Reactors and their related facilities in North Korea need to be made safe before they can be safely dismantled. The last safety management training session for North Korean officials by international experts was in July 2002. Disasters (natural or man-made) of much lesser magnitude than the Fukushima tsunami and earthquake could result in an unstable nuclear complex, and a meltdown at Yongbyon would have broad implications given the plant’s proximity to the Asian mainland.

Second, engage on nuclear deterrence. The North must be convinced that it is in the worst of two worlds with its handful of weapons — that this cache, absent a demonstrated long-range missile reentry capability and any evidence of warhead miniaturization, does not come close to a credible nuclear deterrent. The North gets no added security from these weapons. But the recent string of provocations against the South suggests that Pyongyang may believe it is invulnerable to retaliation, thanks to its nuclear capabilities. This erroneous belief is a recipe for escalation as Seoul is determined to respond militarily and lethally to the next provocation. Responsible parties need to sit down with the North and explain the ABCs of nuclear deterrence.
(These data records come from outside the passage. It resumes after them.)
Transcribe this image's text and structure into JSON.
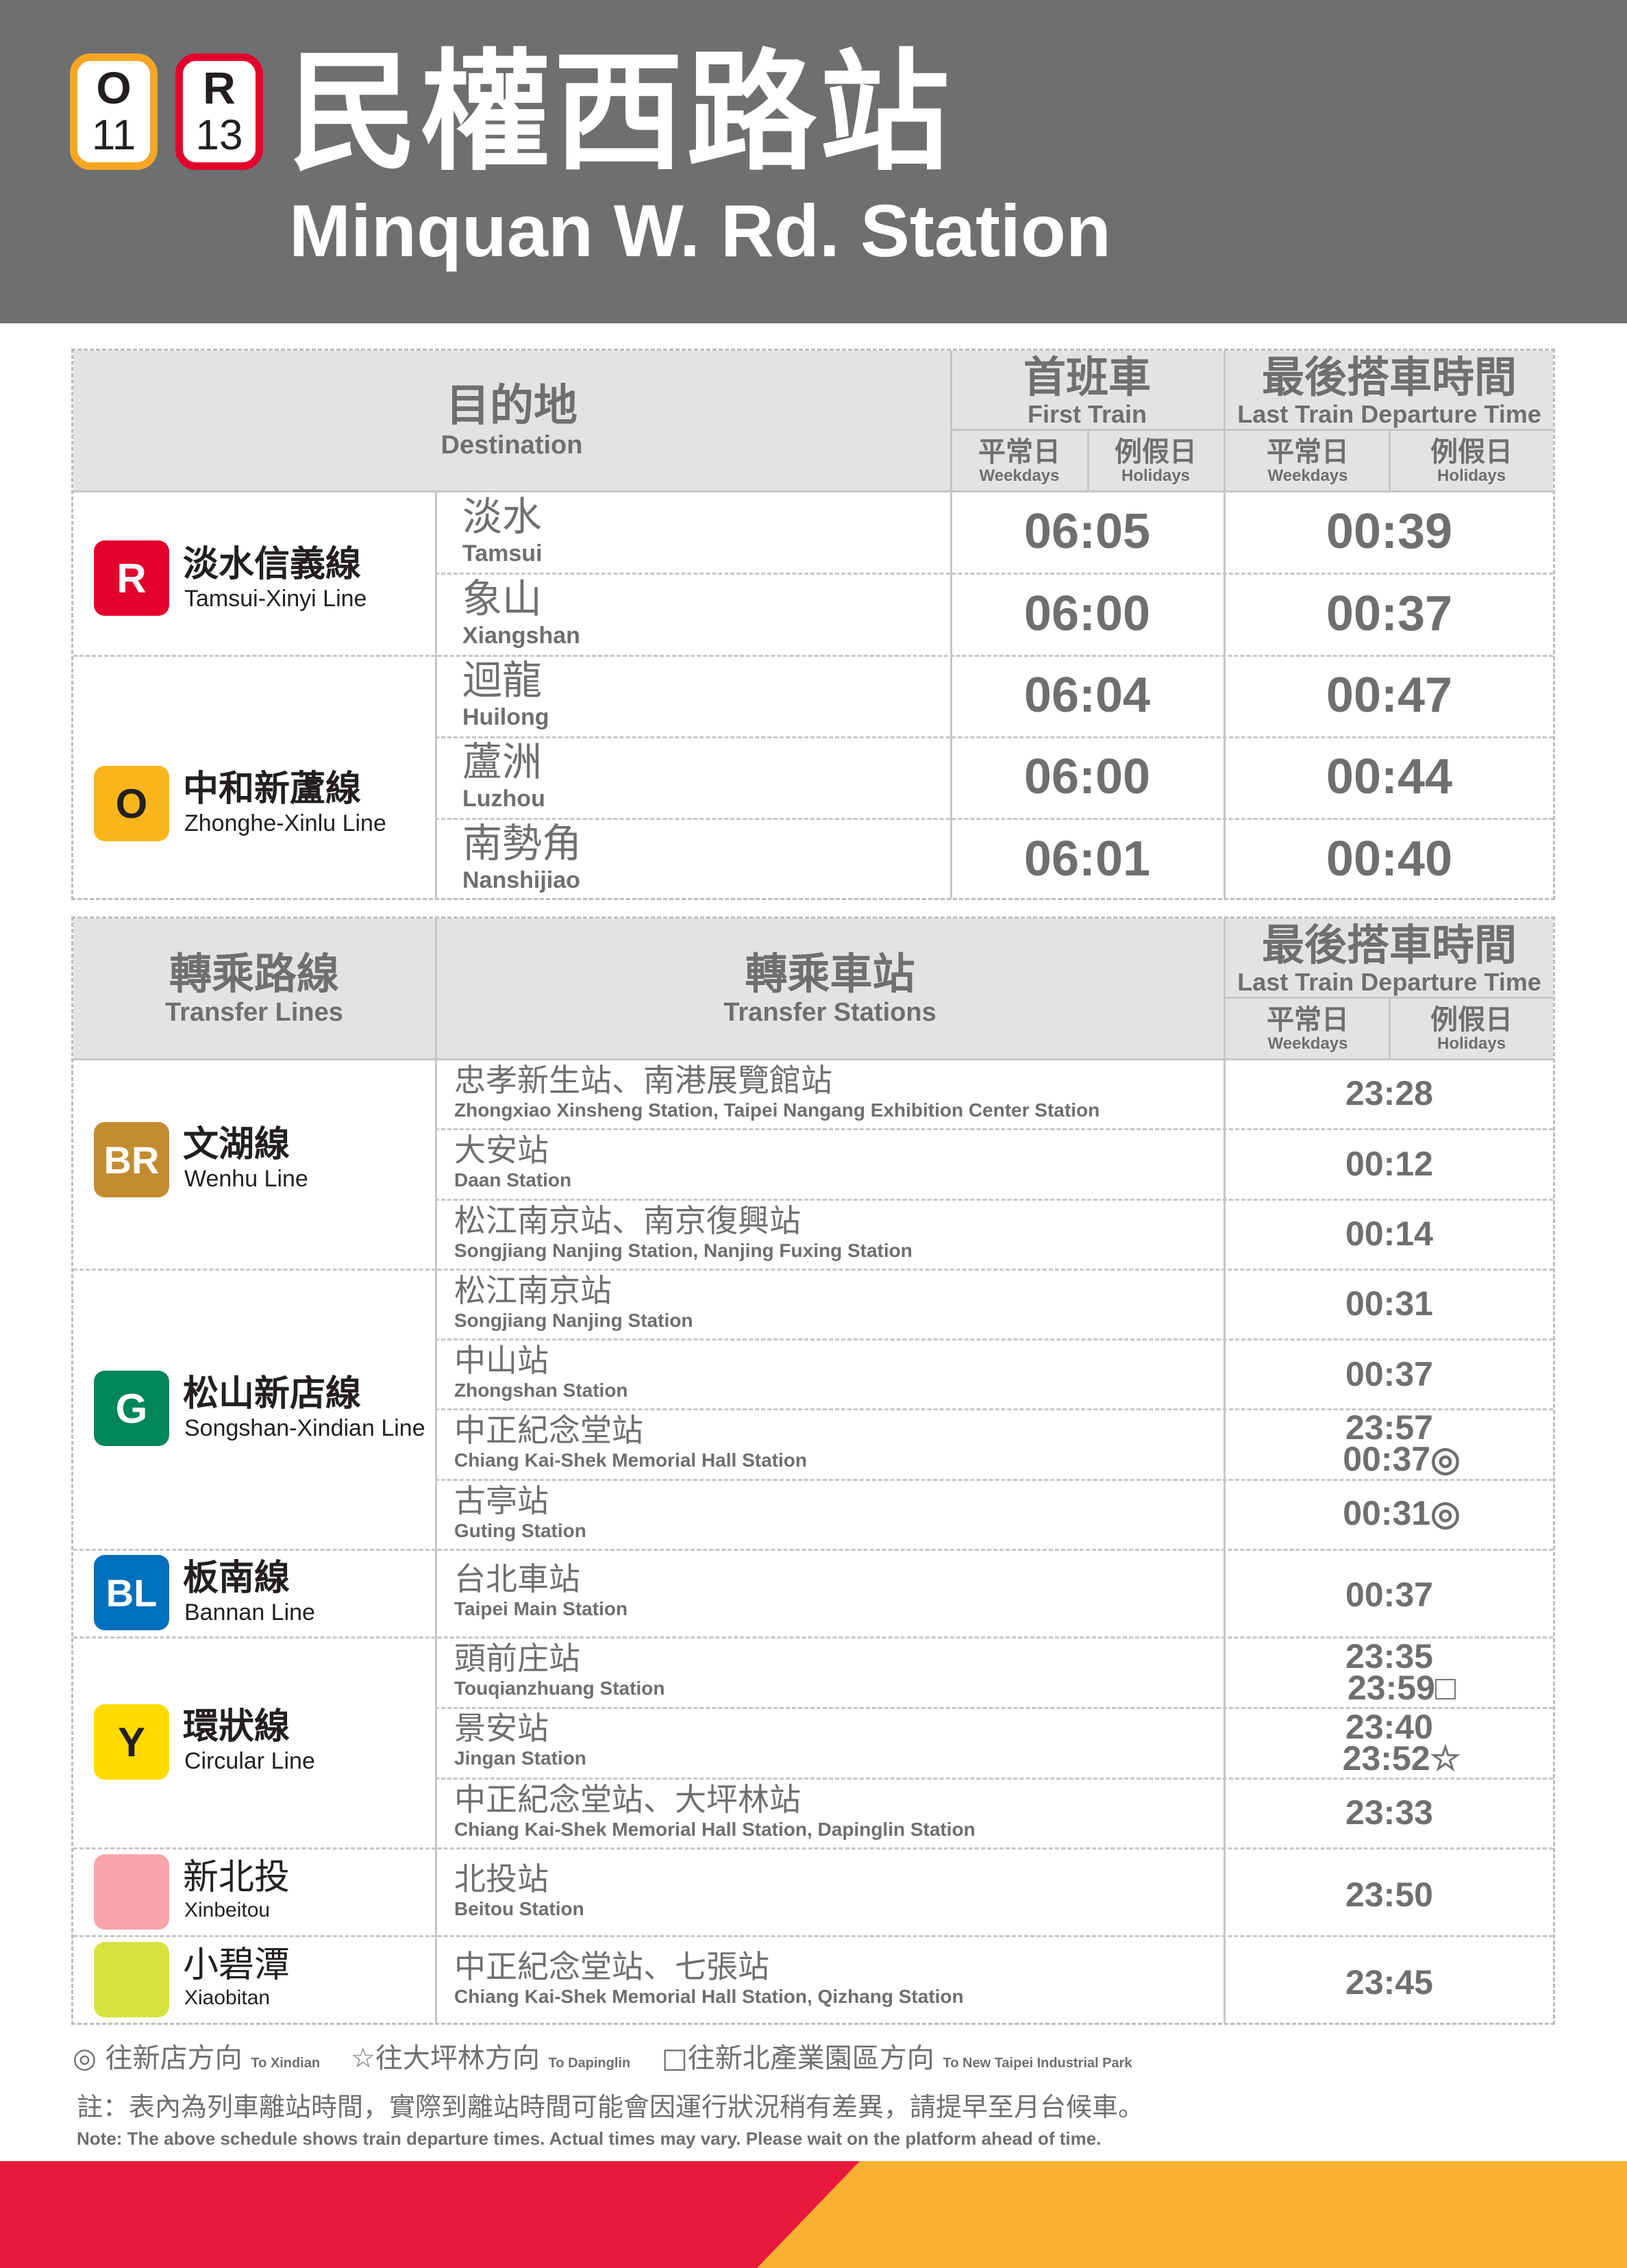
{
  "header": {
    "badges": [
      {
        "code": "O",
        "num": "11",
        "color": "#f6a623"
      },
      {
        "code": "R",
        "num": "13",
        "color": "#e3002c"
      }
    ],
    "station_zh": "民權西路站",
    "station_en": "Minquan W. Rd. Station"
  },
  "schedule": {
    "head": {
      "dest_zh": "目的地",
      "dest_en": "Destination",
      "first_zh": "首班車",
      "first_en": "First Train",
      "last_zh": "最後搭車時間",
      "last_en": "Last Train Departure Time",
      "weekdays_zh": "平常日",
      "weekdays_en": "Weekdays",
      "holidays_zh": "例假日",
      "holidays_en": "Holidays"
    },
    "lines": [
      {
        "code": "R",
        "color": "#e3002c",
        "zh": "淡水信義線",
        "en": "Tamsui-Xinyi Line"
      },
      {
        "code": "O",
        "color": "#f8b61c",
        "zh": "中和新蘆線",
        "en": "Zhonghe-Xinlu Line"
      }
    ],
    "rows": [
      {
        "zh": "淡水",
        "en": "Tamsui",
        "first": "06:05",
        "last": "00:39"
      },
      {
        "zh": "象山",
        "en": "Xiangshan",
        "first": "06:00",
        "last": "00:37"
      },
      {
        "zh": "迴龍",
        "en": "Huilong",
        "first": "06:04",
        "last": "00:47"
      },
      {
        "zh": "蘆洲",
        "en": "Luzhou",
        "first": "06:00",
        "last": "00:44"
      },
      {
        "zh": "南勢角",
        "en": "Nanshijiao",
        "first": "06:01",
        "last": "00:40"
      }
    ]
  },
  "transfer": {
    "head": {
      "lines_zh": "轉乘路線",
      "lines_en": "Transfer Lines",
      "stations_zh": "轉乘車站",
      "stations_en": "Transfer Stations",
      "last_zh": "最後搭車時間",
      "last_en": "Last Train Departure Time",
      "weekdays_zh": "平常日",
      "weekdays_en": "Weekdays",
      "holidays_zh": "例假日",
      "holidays_en": "Holidays"
    },
    "lines": [
      {
        "code": "BR",
        "color": "#c48c31",
        "zh": "文湖線",
        "en": "Wenhu Line"
      },
      {
        "code": "G",
        "color": "#008659",
        "zh": "松山新店線",
        "en": "Songshan-Xindian Line"
      },
      {
        "code": "BL",
        "color": "#0070bd",
        "zh": "板南線",
        "en": "Bannan Line"
      },
      {
        "code": "Y",
        "color": "#ffdb00",
        "zh": "環狀線",
        "en": "Circular Line"
      },
      {
        "code": "",
        "color": "#f8a4ab",
        "zh": "新北投",
        "en": "Xinbeitou"
      },
      {
        "code": "",
        "color": "#d7e33f",
        "zh": "小碧潭",
        "en": "Xiaobitan"
      }
    ],
    "rows": [
      {
        "zh": "忠孝新生站、南港展覽館站",
        "en": "Zhongxiao Xinsheng Station, Taipei Nangang Exhibition Center Station",
        "time1": "23:28",
        "time2": ""
      },
      {
        "zh": "大安站",
        "en": "Daan Station",
        "time1": "00:12",
        "time2": ""
      },
      {
        "zh": "松江南京站、南京復興站",
        "en": "Songjiang Nanjing Station, Nanjing Fuxing Station",
        "time1": "00:14",
        "time2": ""
      },
      {
        "zh": "松江南京站",
        "en": "Songjiang Nanjing Station",
        "time1": "00:31",
        "time2": ""
      },
      {
        "zh": "中山站",
        "en": "Zhongshan Station",
        "time1": "00:37",
        "time2": ""
      },
      {
        "zh": "中正紀念堂站",
        "en": "Chiang Kai-Shek Memorial Hall Station",
        "time1": "23:57",
        "time2": "00:37◎"
      },
      {
        "zh": "古亭站",
        "en": "Guting Station",
        "time1": "00:31◎",
        "time2": ""
      },
      {
        "zh": "台北車站",
        "en": "Taipei Main Station",
        "time1": "00:37",
        "time2": ""
      },
      {
        "zh": "頭前庄站",
        "en": "Touqianzhuang Station",
        "time1": "23:35",
        "time2": "23:59□"
      },
      {
        "zh": "景安站",
        "en": "Jingan Station",
        "time1": "23:40",
        "time2": "23:52☆"
      },
      {
        "zh": "中正紀念堂站、大坪林站",
        "en": "Chiang Kai-Shek Memorial Hall Station, Dapinglin Station",
        "time1": "23:33",
        "time2": ""
      },
      {
        "zh": "北投站",
        "en": "Beitou Station",
        "time1": "23:50",
        "time2": ""
      },
      {
        "zh": "中正紀念堂站、七張站",
        "en": "Chiang Kai-Shek Memorial Hall Station, Qizhang Station",
        "time1": "23:45",
        "time2": ""
      }
    ]
  },
  "legend": {
    "item1_zh": "◎ 往新店方向",
    "item1_en": "To Xindian",
    "item2_zh": "☆往大坪林方向",
    "item2_en": "To Dapinglin",
    "item3_zh": "□往新北產業園區方向",
    "item3_en": "To New Taipei Industrial Park"
  },
  "notes": {
    "zh": "註：表內為列車離站時間，實際到離站時間可能會因運行狀況稍有差異，請提早至月台候車。",
    "en": "Note: The above schedule shows train departure times. Actual times may vary. Please wait on the platform ahead of time."
  },
  "colors": {
    "header_bg": "#6e6f71",
    "bottom_red": "#e8193c",
    "bottom_orange": "#f8b133"
  }
}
Third, nuclear energy should be off the table. What the North has wanted in the past two agreements is light-water nuclear reactors. The 1994 agreement promised two and started a process to build them. The 2005 agreement followed the spirit of the 1994 agreement. In the aftermath of Fukushima, light-water reactors should not be in North Korea’s future. They were never a viable energy source for the North — it would take two decades to build the necessary power grids to avoid a meltdown — and it would not be possible to know whether Pyongyang was operating these things safely. It would be in everyone’s interests to find an alternative energy quid pro quo for denuclearization. When I participated in the six-party talks, one alternative put forth by the South Koreans was conventional electricity. The recent talks between Russia and North Korea about gas pipelines might be another.

These ideas would meet with strong resistance from Japan and South Korea because engagement on these issues might suggest de facto recognition by Washington of North Korea as a nuclear weapons state. It might make sense to engage China and Russia to play more active roles. Allies should know that the goal of any U.S. negotiations remains complete and irreversible dismantlement of all nuclear weapons and related programs, and these new avenues of negotiation may help us get there. But not engaging in a pragmatic manner on nuclear safety and deterrence could spell disaster as U.S. diplomats negotiate endlessly on the same intractable issues that have plagued our pursuit of Pyongyang’s weapons programs for 25 years.

The writer is a professor at Georgetown University and senior adviser at the Center for Strategic and International Studies. He served as director for Asian affairs on the National Security Council from 2004 to 2007 and as U.S. deputy head of delegation for the six-party talks in 2005.